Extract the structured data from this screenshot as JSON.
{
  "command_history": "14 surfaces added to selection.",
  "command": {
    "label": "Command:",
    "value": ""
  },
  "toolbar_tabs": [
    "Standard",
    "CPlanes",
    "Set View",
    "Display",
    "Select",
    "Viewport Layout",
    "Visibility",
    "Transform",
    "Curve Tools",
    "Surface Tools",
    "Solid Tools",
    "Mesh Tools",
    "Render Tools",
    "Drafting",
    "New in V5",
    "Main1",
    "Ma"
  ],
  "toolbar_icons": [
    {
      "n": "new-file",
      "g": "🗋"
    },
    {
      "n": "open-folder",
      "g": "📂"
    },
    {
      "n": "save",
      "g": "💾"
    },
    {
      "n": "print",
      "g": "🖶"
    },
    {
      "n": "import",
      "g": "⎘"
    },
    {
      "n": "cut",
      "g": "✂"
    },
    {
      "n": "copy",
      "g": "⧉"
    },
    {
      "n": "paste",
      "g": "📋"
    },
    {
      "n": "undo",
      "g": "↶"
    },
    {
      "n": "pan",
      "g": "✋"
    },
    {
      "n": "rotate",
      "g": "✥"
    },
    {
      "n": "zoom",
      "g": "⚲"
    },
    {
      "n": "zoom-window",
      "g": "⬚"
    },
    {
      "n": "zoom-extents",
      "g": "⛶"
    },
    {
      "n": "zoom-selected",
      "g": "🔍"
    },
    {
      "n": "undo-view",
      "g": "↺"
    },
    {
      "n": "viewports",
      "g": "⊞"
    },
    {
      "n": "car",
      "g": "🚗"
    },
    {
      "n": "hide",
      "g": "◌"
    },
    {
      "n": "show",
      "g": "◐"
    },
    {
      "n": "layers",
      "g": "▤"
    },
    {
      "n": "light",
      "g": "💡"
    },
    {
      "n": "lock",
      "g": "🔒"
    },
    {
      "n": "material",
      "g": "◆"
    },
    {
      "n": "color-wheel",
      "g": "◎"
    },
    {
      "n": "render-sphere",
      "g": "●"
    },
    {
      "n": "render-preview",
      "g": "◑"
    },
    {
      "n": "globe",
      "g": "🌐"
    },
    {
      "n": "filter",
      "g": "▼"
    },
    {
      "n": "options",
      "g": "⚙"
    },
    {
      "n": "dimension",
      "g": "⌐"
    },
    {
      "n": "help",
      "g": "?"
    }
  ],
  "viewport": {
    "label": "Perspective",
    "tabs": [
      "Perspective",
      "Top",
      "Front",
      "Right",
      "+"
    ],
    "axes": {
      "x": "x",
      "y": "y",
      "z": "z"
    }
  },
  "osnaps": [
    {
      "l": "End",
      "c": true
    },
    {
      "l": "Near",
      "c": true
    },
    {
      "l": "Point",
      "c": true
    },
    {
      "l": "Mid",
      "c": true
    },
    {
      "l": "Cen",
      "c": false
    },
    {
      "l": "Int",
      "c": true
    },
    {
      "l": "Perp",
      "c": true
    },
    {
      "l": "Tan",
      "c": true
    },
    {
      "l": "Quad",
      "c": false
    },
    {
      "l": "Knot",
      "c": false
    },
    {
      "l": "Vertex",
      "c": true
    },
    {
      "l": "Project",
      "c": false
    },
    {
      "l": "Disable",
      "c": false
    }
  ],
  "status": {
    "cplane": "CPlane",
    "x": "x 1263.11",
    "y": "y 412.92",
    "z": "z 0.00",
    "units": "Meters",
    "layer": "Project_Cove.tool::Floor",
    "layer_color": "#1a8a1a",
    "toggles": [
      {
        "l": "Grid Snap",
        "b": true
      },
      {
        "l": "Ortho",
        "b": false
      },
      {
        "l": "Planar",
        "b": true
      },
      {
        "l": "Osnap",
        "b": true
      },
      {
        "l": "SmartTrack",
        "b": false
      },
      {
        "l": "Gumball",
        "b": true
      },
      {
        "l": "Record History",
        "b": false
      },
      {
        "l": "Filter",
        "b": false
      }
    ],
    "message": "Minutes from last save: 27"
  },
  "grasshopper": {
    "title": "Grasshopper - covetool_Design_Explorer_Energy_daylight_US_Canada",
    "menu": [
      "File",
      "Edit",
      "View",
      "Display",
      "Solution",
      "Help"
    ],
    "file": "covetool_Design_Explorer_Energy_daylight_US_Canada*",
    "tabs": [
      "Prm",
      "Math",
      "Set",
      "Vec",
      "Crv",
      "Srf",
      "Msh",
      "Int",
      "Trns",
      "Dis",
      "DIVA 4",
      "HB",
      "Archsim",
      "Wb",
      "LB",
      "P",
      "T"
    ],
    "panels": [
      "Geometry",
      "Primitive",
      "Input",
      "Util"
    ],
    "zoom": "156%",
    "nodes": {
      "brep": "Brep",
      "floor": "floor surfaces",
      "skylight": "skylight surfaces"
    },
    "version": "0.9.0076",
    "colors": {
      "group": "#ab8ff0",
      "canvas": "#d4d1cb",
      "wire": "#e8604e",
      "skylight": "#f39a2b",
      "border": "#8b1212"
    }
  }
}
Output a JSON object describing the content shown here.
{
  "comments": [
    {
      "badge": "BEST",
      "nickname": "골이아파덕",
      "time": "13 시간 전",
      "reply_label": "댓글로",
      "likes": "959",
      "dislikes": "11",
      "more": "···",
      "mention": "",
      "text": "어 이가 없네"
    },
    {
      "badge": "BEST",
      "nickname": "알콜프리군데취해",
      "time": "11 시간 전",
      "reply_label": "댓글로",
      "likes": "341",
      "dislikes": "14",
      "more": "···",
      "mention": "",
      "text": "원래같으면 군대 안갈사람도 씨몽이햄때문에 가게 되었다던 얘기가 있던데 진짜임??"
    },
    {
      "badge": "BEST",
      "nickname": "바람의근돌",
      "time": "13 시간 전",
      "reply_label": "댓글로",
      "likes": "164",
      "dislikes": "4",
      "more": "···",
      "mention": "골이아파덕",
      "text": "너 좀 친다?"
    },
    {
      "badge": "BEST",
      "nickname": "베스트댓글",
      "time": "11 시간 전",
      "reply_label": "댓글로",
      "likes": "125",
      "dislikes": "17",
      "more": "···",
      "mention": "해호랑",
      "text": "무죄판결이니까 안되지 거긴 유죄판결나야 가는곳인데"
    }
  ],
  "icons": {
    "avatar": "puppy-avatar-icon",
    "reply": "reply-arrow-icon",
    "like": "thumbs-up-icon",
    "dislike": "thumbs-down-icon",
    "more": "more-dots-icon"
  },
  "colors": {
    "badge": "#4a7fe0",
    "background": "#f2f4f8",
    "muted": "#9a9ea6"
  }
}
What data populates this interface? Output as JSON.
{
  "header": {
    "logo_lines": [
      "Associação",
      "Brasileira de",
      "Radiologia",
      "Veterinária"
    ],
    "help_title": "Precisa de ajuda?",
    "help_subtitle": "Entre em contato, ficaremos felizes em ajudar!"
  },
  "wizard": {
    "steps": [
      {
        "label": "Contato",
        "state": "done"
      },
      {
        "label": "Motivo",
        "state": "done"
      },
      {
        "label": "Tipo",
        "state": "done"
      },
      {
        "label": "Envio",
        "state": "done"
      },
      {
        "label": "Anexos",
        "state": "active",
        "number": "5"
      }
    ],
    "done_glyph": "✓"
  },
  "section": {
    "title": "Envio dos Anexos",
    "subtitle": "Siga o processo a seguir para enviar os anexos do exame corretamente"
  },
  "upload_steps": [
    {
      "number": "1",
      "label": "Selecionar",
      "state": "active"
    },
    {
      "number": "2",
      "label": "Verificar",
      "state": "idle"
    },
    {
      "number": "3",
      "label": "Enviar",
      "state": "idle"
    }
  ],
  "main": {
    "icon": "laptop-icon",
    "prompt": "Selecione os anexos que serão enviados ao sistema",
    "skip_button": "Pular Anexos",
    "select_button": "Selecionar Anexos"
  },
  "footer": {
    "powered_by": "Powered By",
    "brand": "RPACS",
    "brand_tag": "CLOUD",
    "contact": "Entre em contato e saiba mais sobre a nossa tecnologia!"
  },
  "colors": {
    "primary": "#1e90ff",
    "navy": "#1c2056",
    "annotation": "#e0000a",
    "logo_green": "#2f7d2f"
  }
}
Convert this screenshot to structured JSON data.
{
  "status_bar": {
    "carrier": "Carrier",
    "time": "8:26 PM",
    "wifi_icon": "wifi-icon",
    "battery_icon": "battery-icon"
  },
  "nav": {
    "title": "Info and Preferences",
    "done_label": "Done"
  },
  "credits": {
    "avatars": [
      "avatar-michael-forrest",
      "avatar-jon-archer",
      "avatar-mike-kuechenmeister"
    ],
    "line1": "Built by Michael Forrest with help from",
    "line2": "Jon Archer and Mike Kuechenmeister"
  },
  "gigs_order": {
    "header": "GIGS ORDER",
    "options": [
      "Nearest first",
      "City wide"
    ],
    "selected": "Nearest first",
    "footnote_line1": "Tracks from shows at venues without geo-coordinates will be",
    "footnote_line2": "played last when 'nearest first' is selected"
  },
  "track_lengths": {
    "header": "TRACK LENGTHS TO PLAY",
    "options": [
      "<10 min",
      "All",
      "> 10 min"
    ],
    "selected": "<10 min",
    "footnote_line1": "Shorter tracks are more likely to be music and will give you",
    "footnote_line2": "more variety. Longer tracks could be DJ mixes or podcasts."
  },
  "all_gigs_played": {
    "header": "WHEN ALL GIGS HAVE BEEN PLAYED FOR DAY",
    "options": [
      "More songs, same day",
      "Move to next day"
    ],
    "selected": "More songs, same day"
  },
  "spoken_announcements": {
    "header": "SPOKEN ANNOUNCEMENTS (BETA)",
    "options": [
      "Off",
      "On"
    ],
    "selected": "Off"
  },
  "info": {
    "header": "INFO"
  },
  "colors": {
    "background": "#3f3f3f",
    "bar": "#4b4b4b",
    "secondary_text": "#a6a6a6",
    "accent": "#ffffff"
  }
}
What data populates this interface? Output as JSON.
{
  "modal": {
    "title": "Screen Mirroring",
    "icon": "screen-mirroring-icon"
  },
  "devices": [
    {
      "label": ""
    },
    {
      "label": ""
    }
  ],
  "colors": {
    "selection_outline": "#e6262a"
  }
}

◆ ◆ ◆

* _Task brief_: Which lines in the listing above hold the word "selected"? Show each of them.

* _Answer to this problem_:
      "n": "zoom-selected",
    "selected": "Nearest first",
    "footnote_line2": "played last when 'nearest first' is selected"
    "selected": "<10 min",
    "selected": "More songs, same day"
    "selected": "Off"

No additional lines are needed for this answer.